In the records, each line holding "電子下游" must be reported.

(Data records for software interfaces)
%%

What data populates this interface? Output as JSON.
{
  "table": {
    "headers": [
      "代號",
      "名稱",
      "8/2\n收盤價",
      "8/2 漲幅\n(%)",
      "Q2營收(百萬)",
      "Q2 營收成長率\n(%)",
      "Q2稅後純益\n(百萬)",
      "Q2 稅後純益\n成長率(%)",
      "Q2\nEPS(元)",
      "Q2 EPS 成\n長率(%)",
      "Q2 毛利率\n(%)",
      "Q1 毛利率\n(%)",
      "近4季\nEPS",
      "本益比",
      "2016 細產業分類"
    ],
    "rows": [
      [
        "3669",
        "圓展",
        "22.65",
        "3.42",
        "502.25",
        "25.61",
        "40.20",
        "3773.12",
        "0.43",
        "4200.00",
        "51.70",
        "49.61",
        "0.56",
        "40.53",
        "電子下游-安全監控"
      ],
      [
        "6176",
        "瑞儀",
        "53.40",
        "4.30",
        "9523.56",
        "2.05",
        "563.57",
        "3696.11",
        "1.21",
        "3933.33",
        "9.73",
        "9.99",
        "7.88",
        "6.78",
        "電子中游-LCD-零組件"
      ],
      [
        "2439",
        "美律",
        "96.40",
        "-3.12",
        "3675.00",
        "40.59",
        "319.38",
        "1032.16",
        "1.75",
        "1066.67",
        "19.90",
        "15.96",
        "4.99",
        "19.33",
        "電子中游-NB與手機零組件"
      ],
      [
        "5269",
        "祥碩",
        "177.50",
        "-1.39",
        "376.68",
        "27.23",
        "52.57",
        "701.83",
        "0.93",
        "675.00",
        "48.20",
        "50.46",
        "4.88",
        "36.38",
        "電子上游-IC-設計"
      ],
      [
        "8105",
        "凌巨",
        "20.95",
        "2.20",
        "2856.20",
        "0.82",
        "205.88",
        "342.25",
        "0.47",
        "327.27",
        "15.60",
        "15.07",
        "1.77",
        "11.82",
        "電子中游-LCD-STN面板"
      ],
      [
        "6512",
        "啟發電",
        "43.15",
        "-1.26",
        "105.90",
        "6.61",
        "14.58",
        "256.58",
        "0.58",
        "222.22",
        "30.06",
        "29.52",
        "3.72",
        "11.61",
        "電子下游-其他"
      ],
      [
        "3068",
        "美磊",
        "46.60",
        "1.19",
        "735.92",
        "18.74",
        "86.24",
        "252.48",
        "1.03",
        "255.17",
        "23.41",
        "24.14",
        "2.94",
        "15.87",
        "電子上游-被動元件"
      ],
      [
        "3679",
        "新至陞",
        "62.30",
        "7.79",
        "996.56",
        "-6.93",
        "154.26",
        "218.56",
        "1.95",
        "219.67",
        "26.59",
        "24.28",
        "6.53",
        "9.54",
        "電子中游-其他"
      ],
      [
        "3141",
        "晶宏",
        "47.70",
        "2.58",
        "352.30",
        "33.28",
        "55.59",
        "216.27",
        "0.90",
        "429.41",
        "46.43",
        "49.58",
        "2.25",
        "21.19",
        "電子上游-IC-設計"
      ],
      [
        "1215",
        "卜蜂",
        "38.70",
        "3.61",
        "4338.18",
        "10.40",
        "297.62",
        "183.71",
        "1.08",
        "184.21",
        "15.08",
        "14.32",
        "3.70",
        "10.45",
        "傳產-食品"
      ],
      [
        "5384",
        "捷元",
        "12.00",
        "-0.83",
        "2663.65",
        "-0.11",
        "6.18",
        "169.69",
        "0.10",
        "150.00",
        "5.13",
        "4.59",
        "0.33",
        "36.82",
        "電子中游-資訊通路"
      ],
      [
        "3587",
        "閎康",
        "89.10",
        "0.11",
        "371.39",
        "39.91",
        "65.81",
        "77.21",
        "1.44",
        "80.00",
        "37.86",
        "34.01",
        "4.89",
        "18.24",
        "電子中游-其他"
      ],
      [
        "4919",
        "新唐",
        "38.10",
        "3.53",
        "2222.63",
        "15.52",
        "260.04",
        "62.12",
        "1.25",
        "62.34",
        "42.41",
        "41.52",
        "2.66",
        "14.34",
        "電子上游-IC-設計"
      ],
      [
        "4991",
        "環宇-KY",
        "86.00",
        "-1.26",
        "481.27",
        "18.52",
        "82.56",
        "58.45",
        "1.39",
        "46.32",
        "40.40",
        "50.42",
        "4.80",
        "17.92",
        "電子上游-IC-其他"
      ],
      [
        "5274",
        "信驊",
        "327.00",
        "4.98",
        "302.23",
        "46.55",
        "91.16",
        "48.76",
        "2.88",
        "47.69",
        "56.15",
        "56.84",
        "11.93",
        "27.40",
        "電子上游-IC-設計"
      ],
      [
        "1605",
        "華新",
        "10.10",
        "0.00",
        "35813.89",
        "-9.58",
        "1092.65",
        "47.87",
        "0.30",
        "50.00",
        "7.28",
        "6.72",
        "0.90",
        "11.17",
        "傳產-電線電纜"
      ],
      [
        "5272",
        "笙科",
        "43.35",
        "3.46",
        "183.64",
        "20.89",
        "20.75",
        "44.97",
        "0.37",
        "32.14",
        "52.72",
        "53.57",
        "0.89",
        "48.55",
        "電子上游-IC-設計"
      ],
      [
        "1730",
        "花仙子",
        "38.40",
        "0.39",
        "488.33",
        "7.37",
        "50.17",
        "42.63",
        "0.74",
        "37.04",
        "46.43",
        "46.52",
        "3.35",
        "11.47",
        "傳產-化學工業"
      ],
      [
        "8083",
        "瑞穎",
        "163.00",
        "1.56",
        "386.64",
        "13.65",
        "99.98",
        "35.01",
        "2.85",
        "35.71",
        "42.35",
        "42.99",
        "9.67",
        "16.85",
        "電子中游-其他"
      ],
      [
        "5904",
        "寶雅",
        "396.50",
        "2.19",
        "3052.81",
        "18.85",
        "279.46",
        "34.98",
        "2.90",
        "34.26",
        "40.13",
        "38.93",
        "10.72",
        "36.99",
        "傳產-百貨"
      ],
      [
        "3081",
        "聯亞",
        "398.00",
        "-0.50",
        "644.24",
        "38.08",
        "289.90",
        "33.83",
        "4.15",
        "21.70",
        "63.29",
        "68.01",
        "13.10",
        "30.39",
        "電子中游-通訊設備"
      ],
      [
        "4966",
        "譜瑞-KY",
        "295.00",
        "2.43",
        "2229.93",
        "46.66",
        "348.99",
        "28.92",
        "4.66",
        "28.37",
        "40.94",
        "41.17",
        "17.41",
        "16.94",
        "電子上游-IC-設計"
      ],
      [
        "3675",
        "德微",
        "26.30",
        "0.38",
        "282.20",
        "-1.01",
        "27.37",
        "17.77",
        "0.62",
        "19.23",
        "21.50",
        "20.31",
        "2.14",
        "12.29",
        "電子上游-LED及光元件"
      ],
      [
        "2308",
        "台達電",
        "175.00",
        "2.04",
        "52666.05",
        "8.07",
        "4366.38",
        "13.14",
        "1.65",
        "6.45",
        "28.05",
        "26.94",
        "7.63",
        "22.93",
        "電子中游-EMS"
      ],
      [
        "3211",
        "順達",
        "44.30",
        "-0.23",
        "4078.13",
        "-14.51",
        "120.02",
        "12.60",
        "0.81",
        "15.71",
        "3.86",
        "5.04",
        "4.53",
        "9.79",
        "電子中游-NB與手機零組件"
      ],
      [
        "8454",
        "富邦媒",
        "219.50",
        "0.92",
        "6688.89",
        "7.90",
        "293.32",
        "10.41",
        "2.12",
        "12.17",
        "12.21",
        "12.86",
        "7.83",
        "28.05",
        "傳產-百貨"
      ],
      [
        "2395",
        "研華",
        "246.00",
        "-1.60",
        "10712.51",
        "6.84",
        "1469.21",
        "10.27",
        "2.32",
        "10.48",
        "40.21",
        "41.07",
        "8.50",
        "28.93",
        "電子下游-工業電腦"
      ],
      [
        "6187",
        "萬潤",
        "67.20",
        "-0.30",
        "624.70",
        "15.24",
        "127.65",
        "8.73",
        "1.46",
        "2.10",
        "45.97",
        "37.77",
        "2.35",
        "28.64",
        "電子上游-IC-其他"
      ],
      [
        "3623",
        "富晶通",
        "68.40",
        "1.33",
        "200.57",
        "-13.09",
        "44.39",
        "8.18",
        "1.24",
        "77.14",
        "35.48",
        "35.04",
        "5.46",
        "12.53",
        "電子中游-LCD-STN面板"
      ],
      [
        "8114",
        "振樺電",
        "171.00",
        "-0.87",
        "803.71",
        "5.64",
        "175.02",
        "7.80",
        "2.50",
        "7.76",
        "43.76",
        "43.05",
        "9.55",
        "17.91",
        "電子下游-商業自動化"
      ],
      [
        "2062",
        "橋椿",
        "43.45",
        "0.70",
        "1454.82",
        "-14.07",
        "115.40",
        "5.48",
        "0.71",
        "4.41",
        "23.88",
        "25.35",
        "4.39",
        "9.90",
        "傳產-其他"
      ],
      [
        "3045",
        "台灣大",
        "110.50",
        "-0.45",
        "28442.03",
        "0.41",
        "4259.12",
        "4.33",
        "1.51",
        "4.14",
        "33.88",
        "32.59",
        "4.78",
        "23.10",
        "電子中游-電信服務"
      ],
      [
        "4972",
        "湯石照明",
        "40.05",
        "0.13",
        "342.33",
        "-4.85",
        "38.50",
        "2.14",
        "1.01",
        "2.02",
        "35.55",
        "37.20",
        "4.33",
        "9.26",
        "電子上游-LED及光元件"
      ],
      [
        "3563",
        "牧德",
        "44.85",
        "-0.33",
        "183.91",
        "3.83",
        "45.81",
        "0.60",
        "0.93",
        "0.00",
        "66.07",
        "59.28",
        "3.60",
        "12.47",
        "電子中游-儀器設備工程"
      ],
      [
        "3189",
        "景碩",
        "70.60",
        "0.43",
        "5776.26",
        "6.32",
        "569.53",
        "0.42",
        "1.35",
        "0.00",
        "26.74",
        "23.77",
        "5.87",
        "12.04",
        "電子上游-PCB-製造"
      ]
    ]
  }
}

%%

### ANSWER FOR THIS EXERCISE:
        "電子下游-安全監控"
        "電子下游-其他"
        "電子下游-工業電腦"
        "電子下游-商業自動化"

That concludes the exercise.